◆ MATERIALS PROVIDED
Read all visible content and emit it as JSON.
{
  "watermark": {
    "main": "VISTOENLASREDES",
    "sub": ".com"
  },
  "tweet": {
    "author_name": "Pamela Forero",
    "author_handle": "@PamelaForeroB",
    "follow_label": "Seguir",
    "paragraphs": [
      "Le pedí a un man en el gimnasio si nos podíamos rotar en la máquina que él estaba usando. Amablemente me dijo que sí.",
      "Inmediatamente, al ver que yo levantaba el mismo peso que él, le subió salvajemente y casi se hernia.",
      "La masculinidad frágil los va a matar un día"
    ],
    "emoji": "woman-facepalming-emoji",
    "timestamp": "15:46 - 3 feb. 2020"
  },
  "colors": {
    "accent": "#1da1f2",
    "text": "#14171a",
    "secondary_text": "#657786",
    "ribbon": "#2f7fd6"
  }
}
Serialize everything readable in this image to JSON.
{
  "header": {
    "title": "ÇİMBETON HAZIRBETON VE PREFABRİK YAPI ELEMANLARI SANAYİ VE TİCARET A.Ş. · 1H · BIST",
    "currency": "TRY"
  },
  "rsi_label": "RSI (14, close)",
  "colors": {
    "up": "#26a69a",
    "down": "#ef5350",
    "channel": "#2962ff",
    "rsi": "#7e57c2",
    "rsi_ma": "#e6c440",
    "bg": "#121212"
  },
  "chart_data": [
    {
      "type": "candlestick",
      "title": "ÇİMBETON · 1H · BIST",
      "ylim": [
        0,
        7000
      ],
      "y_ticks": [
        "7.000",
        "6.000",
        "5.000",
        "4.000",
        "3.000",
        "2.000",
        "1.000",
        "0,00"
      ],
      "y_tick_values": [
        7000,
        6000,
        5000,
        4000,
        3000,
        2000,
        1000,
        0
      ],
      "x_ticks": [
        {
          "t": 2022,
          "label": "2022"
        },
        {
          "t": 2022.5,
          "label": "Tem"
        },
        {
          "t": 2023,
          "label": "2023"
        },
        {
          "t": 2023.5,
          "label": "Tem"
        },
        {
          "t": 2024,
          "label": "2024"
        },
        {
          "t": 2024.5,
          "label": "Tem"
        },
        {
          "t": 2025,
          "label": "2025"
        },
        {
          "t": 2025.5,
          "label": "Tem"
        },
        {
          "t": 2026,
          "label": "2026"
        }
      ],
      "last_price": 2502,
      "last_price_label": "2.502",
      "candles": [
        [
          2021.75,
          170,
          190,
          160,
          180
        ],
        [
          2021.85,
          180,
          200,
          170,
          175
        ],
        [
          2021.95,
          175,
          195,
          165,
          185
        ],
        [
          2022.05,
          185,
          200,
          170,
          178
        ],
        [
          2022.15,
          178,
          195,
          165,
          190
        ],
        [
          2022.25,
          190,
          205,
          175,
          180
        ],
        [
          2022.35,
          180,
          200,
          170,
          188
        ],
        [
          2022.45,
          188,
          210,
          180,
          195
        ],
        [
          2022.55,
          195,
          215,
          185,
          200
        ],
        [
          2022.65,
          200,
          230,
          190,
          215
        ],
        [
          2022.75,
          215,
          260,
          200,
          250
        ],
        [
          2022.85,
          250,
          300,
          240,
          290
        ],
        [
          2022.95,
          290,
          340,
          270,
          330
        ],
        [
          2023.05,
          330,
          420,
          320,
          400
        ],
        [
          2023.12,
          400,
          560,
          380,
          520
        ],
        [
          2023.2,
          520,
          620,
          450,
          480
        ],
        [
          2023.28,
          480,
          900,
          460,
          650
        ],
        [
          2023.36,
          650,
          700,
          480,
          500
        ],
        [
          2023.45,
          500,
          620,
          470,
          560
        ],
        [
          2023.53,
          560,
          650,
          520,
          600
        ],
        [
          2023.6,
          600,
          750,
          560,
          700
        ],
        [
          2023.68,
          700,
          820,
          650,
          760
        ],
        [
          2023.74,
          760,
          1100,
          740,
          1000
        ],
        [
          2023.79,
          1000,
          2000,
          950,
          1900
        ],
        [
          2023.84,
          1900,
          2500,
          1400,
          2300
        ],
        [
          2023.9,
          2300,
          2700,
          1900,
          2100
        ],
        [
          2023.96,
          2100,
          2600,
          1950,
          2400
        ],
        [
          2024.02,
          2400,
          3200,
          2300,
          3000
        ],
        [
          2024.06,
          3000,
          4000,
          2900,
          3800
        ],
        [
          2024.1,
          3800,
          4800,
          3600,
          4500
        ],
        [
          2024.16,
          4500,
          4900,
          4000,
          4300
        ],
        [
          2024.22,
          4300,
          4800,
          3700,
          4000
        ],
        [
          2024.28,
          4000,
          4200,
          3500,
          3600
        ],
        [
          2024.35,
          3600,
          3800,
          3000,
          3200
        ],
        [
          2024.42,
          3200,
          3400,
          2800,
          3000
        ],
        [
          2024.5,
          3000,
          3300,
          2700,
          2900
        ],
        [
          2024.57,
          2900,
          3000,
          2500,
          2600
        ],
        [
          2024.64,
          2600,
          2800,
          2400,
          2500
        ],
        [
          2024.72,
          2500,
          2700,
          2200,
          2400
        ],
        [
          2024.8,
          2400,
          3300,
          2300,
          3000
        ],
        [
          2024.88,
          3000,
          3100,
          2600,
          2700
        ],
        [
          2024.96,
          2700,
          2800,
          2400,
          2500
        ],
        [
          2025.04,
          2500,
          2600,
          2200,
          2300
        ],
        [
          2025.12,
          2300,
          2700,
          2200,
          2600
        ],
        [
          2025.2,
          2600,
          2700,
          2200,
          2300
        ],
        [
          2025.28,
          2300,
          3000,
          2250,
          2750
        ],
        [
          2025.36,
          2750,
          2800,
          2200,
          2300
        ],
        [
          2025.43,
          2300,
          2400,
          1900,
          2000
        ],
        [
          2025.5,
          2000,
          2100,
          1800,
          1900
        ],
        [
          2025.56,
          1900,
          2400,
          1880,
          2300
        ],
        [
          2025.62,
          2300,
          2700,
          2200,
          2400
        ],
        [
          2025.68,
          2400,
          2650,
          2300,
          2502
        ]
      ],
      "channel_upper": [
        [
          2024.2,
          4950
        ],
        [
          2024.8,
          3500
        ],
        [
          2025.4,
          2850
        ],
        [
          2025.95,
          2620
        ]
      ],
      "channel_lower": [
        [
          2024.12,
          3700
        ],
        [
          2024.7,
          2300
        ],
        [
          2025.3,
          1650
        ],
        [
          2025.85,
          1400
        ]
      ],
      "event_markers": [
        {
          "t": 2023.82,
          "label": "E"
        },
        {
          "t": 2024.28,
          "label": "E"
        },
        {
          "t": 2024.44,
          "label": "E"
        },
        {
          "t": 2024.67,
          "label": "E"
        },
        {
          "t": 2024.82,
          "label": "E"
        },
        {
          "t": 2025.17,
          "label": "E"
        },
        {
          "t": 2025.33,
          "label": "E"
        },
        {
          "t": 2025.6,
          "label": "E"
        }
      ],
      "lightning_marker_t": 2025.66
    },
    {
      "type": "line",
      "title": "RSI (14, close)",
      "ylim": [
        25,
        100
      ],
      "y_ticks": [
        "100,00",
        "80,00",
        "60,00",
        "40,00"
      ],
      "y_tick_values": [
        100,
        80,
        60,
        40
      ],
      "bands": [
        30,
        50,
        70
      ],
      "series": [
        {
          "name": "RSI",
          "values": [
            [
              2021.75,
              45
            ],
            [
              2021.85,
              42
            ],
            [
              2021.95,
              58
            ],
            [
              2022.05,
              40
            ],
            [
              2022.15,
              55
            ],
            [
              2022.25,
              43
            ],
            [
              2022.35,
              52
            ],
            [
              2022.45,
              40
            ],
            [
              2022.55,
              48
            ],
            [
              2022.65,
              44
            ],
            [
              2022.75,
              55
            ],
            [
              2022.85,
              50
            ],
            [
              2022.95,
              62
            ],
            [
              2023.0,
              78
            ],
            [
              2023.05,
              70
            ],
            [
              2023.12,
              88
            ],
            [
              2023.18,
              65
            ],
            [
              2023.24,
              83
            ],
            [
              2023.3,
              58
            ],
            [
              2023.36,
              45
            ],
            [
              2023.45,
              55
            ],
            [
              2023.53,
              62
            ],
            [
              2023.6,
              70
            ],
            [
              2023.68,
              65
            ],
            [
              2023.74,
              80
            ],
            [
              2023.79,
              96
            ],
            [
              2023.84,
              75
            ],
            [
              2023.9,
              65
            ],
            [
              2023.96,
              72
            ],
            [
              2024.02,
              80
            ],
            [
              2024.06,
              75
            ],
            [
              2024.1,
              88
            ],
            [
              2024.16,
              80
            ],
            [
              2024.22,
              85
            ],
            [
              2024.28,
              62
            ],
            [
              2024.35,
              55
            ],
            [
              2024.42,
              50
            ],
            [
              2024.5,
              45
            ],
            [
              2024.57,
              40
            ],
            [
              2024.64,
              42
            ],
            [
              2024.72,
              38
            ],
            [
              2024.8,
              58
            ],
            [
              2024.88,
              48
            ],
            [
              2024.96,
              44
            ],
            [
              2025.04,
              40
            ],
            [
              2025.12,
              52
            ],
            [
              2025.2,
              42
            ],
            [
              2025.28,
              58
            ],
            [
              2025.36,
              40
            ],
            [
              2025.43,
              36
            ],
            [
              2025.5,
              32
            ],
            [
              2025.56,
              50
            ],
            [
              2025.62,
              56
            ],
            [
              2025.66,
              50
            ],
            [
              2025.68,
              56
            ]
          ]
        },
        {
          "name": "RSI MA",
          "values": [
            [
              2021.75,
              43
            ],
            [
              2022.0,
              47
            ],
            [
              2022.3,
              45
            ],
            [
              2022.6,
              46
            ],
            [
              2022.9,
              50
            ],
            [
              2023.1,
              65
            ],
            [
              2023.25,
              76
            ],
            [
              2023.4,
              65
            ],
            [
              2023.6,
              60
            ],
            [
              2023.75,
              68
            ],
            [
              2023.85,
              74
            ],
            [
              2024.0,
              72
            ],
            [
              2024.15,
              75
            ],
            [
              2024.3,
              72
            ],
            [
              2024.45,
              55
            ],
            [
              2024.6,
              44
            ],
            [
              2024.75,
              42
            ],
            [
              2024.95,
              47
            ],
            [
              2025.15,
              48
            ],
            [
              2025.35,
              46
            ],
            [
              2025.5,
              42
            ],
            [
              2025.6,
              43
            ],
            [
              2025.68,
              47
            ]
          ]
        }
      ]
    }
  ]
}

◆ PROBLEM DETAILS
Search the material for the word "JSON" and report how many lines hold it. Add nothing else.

◆ REPLY TO THE TASK
2